All lines in the entries below that hold "placeholder" make up the answer.

Start of Block

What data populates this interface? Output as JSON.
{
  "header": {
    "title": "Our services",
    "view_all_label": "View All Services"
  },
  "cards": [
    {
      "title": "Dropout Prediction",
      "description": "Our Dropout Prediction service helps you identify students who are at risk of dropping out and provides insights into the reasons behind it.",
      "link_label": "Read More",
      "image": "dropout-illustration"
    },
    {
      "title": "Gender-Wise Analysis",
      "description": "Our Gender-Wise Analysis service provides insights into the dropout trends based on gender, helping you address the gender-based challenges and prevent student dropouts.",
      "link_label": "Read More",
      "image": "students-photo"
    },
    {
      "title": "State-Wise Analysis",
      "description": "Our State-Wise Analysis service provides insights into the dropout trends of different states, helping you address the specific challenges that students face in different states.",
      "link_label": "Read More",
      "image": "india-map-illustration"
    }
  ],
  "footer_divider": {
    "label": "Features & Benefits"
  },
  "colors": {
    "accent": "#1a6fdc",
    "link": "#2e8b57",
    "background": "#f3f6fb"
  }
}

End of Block
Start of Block

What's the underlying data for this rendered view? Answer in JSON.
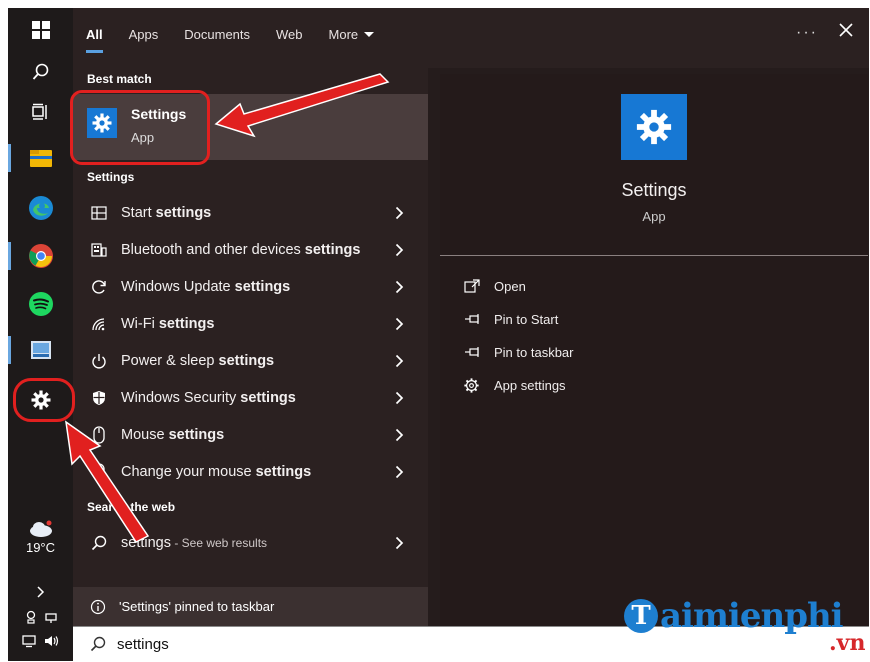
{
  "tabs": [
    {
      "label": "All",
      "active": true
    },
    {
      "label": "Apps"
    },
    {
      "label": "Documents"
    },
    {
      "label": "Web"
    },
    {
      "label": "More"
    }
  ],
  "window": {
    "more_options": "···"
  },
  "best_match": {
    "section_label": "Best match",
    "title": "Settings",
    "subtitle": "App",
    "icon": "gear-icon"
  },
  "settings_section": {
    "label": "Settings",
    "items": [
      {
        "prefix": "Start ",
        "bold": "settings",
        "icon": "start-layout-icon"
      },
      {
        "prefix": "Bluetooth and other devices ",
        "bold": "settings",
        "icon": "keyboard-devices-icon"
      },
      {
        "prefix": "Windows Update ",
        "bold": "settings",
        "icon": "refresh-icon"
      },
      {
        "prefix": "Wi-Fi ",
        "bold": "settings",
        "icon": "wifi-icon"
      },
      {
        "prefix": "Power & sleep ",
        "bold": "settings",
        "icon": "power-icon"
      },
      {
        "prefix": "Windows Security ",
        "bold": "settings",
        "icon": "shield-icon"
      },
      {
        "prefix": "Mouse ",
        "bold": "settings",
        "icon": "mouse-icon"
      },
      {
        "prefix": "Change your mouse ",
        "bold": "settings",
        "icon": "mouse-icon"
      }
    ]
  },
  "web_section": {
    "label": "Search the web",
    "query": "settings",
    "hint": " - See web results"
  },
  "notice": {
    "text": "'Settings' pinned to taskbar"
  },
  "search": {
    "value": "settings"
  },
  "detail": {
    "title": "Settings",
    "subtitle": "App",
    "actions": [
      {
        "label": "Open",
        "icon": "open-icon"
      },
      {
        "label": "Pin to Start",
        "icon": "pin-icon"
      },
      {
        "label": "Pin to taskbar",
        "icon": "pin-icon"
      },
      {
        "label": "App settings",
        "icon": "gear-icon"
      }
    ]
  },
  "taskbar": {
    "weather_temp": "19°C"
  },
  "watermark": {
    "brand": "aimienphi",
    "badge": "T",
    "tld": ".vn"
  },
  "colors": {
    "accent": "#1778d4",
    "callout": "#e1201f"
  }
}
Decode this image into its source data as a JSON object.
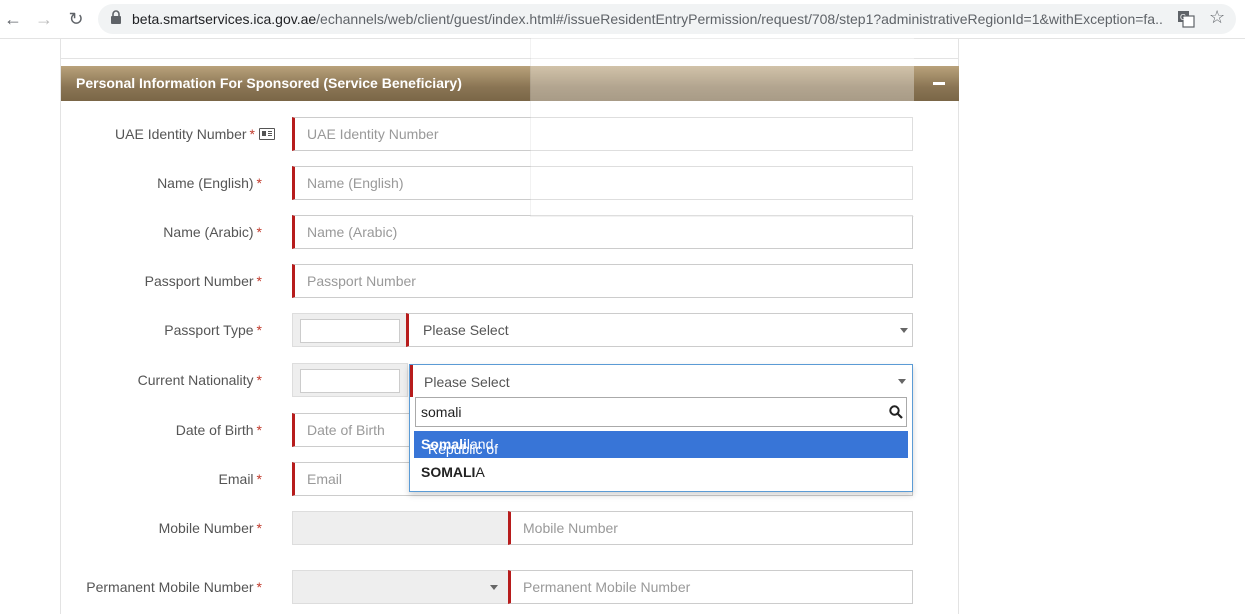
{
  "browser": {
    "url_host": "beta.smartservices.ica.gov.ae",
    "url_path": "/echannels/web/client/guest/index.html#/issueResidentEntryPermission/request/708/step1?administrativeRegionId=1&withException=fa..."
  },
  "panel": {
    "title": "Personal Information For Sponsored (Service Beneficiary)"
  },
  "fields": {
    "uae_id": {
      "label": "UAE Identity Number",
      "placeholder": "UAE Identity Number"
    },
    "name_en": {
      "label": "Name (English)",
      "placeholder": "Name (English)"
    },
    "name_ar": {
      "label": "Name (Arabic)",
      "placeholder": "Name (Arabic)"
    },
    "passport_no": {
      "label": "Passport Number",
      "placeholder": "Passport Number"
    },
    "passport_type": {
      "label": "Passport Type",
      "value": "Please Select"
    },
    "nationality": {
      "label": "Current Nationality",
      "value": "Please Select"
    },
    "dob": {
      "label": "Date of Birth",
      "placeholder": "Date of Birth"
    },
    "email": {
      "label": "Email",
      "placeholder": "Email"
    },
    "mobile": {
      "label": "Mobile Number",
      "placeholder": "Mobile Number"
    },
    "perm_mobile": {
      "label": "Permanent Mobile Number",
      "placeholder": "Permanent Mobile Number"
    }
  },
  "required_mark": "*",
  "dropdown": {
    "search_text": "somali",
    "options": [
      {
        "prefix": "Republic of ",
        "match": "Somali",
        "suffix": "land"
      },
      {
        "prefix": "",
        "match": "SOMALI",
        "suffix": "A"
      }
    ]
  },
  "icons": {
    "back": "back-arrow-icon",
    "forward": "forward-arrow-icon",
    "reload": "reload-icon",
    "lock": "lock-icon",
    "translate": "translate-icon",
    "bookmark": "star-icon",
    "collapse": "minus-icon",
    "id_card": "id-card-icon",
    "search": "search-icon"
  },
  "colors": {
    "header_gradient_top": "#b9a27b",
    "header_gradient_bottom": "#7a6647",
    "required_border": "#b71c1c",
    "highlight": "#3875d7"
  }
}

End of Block

SOLUTION BELOW:
      "placeholder": "UAE Identity Number"
      "placeholder": "Name (English)"
      "placeholder": "Name (Arabic)"
      "placeholder": "Passport Number"
      "placeholder": "Date of Birth"
      "placeholder": "Email"
      "placeholder": "Mobile Number"
      "placeholder": "Permanent Mobile Number"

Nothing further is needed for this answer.